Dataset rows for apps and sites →

__________________________________________________

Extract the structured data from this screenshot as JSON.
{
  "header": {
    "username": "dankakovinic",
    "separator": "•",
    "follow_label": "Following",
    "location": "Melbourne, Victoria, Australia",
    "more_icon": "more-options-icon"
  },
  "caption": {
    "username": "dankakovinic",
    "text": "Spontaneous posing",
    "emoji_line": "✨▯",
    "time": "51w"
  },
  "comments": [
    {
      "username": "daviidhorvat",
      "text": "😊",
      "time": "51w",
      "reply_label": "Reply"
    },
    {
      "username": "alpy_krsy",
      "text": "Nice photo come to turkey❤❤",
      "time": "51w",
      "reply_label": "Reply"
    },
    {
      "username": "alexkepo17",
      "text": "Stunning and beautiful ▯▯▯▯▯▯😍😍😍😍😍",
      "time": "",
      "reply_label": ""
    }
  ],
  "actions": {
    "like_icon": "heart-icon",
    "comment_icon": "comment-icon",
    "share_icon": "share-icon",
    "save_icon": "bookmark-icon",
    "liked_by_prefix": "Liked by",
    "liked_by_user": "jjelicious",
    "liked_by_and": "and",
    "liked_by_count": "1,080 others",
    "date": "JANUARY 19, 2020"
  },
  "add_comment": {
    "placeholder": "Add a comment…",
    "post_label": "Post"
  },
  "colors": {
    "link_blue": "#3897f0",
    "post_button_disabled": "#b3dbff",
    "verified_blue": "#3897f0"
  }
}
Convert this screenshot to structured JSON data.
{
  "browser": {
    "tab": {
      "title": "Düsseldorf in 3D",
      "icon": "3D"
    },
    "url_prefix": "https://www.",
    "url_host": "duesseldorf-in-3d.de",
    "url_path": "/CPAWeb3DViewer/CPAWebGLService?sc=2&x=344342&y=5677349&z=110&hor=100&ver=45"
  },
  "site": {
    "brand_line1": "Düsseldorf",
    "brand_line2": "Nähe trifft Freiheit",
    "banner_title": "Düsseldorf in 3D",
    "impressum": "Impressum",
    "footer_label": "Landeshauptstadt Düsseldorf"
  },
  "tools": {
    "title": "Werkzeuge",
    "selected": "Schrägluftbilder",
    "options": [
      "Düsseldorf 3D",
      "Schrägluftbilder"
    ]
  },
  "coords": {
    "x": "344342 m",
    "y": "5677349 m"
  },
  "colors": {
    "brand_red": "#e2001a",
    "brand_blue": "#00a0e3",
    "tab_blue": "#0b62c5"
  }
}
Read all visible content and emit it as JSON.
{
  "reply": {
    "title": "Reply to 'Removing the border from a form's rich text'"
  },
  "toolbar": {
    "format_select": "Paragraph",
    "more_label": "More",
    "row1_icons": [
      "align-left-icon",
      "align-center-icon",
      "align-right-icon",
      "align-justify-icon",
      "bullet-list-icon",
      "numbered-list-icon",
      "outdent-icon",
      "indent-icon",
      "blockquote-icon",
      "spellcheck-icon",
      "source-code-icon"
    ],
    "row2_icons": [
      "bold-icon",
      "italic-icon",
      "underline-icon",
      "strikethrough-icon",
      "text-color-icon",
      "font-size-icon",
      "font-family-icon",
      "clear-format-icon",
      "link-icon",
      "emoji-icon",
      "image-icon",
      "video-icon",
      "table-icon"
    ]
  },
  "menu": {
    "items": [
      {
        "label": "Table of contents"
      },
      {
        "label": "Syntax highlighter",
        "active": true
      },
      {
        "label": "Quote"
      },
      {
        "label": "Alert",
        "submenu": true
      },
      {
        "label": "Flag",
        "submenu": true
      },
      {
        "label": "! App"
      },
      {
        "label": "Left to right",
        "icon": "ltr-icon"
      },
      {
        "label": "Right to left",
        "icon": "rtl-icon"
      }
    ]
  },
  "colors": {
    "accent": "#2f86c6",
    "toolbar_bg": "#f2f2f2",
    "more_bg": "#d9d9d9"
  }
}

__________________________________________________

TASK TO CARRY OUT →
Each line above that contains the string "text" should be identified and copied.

ANSWER SECTION →
    "text": "Spontaneous posing",
      "text": "😊",
      "text": "Nice photo come to turkey❤❤",
      "text": "Stunning and beautiful ▯▯▯▯▯▯😍😍😍😍😍",
    "title": "Reply to 'Removing the border from a form's rich text'"
      "text-color-icon",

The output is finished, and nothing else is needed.